Tony: I mean this one is more targeted to a specific issue. The other one was about issues all across the board, which was also good. And I don't know, it’s a little bit more rowdy here, because it's night time, which is a good thing. It’s different kind of energy.

Elizabeth: When I when I first heard the news on Friday night I felt so shocked and angry and really just impotent, and coming out and feeling the energy at this march, and hearing about the courts and the checks and balances possibly working, I think that's been inspirational. I can only hope that the rest of the executive order also gets rolled back.

Tony: Exactly. Permanently.

Is this your flag? What will you do with it after the rally?

Elizabeth: It's my flag.
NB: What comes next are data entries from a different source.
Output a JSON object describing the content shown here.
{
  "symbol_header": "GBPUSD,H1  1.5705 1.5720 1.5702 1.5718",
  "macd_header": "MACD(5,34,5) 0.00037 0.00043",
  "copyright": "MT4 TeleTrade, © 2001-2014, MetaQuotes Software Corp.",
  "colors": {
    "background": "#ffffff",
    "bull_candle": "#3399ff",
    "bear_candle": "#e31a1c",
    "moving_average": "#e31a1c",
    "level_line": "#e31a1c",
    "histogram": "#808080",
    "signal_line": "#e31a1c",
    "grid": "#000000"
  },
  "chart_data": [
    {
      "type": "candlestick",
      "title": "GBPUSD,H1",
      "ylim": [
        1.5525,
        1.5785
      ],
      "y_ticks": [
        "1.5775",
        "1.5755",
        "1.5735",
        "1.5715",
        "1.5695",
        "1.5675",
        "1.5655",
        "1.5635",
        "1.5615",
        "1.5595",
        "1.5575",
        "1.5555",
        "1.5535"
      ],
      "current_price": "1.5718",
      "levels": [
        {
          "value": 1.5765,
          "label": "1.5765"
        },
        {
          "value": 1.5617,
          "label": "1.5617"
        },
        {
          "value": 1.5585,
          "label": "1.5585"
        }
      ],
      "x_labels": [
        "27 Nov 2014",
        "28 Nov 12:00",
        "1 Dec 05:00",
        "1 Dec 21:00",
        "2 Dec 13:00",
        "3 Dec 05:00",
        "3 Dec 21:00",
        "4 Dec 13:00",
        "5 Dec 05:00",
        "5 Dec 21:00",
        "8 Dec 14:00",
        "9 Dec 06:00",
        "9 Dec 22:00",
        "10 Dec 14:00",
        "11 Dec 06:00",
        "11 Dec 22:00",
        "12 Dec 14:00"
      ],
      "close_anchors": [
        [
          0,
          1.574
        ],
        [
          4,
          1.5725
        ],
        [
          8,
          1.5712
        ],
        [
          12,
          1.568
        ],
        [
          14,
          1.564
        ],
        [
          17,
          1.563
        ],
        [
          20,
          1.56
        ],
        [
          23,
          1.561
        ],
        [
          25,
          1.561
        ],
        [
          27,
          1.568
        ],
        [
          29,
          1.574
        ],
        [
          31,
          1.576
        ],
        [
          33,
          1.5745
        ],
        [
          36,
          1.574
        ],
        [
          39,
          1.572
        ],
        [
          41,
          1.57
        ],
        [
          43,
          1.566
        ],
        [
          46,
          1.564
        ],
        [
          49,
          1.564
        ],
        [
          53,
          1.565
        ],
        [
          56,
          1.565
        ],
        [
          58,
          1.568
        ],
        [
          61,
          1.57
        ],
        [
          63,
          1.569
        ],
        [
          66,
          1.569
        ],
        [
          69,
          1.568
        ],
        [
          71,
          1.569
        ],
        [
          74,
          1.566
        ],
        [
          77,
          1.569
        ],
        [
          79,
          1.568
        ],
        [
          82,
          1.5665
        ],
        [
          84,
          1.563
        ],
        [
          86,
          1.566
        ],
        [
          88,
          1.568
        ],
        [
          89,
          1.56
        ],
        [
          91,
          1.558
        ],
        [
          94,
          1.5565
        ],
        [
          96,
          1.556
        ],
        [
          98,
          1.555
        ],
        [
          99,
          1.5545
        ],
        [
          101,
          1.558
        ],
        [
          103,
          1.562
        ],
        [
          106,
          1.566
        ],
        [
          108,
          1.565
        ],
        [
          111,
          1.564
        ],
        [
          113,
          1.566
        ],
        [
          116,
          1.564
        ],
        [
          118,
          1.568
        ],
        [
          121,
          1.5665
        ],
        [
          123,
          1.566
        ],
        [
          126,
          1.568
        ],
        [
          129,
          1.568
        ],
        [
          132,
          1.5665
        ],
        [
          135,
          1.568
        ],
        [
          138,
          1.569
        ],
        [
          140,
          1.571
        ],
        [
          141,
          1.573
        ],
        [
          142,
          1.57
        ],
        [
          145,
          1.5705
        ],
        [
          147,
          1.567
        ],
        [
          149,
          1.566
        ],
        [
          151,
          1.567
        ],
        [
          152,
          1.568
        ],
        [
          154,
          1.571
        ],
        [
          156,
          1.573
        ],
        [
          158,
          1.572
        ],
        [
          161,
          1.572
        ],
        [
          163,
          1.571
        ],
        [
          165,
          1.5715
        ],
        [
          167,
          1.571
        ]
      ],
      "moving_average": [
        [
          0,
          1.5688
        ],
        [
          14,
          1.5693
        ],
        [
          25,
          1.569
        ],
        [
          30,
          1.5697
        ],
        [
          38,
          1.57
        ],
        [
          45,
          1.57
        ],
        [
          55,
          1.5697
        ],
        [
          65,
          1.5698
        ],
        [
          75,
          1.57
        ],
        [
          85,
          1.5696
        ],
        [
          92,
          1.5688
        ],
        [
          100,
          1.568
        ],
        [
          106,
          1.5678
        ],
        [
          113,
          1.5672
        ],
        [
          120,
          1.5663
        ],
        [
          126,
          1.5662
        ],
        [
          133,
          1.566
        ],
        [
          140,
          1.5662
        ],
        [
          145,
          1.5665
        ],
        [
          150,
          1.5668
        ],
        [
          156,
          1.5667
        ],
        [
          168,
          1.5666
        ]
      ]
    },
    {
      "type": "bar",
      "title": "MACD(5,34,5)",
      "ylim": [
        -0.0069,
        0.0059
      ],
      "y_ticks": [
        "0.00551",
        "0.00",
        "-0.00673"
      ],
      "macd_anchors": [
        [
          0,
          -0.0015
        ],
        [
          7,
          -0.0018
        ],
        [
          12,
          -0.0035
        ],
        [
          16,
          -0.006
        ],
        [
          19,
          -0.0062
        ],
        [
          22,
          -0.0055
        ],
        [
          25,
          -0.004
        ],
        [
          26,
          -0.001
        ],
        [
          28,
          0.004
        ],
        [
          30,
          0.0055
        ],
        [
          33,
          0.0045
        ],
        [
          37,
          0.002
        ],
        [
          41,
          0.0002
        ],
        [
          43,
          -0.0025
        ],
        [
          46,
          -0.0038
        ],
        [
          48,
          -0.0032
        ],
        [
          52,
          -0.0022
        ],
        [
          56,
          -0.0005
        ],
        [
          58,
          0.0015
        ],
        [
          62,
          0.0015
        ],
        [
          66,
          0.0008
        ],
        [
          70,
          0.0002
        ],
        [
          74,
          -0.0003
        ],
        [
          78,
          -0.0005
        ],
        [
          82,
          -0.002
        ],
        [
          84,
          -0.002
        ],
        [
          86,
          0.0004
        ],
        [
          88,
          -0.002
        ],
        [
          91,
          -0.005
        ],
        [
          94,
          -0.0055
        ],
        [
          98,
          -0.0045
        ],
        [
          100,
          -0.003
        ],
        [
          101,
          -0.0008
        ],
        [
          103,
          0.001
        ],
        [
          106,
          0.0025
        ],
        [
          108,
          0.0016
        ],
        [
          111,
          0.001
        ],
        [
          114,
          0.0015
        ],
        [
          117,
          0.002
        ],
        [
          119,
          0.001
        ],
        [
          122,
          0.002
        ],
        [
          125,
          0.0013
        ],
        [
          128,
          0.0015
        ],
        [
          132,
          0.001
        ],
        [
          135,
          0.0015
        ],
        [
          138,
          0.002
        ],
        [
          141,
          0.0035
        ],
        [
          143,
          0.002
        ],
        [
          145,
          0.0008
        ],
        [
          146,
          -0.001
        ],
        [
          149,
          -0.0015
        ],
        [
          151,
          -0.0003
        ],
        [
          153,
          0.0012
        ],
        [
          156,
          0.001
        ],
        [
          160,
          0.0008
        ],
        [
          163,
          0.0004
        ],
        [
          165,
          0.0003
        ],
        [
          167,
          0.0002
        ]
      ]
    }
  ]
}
I guess I’m going to just keep it for general...flag purposes. You know, Fourth of July and what not.

Winta, from Eritrea, and Thania, a 'dreamer' from Honduras
Winta, from Eritrea, and Thania, a 'dreamer' from Honduras Amber Cortes

Thania, (U District) and Winta, (Everett)

Why are you here today?

Support The Stranger

Thania: It doesn’t make sense to try to repel a nation full of immigrants when this nation was built off of immigrants. We do all the dirty work that Americans do not want to do. I'm sorry, but that's the truth! We are...you know that movie, Hidden Figures? It's like, immigrants are the hidden faces of this country: you don't know what we're really doing, because we're doing all the labor behind walls. That's what happens.

Winta: No human is illegal. Being here is not a crime. It's not! Just because you're an immigrant, it's not a crime, so it's not illegal.

How’s the protest going so far?

Winta: It is actually great! This was my first one, so, yes, it is a great one. I'm glad I'm here. And I expect to be going to more. I've been saying, this is something I believe in. I came from a family that are all immigrants—me myself, I am an immigrant, I'm from Eritrea.

Thania: I'm from Honduras and I'm a dreamer. And because I'm a dreamer, Trump is trying to have it so dreamers cannot renew their work permits, and that puts us at risk for deportation. If he does push forward with reinforcing these immigration laws, all the undocumented immigrants that came forward to apply for DACA, well now he has all of our information, and that puts us at extreme risk. They can find out where we live, and all that kind of stuff.

Are you doing anything to prepare?

Thania: Yeah actually, me and my family are going to go to a lawyer and see what we can do about maybe starting a process for either residency or citizenship. But of course, it's a really hard time to do anything like that.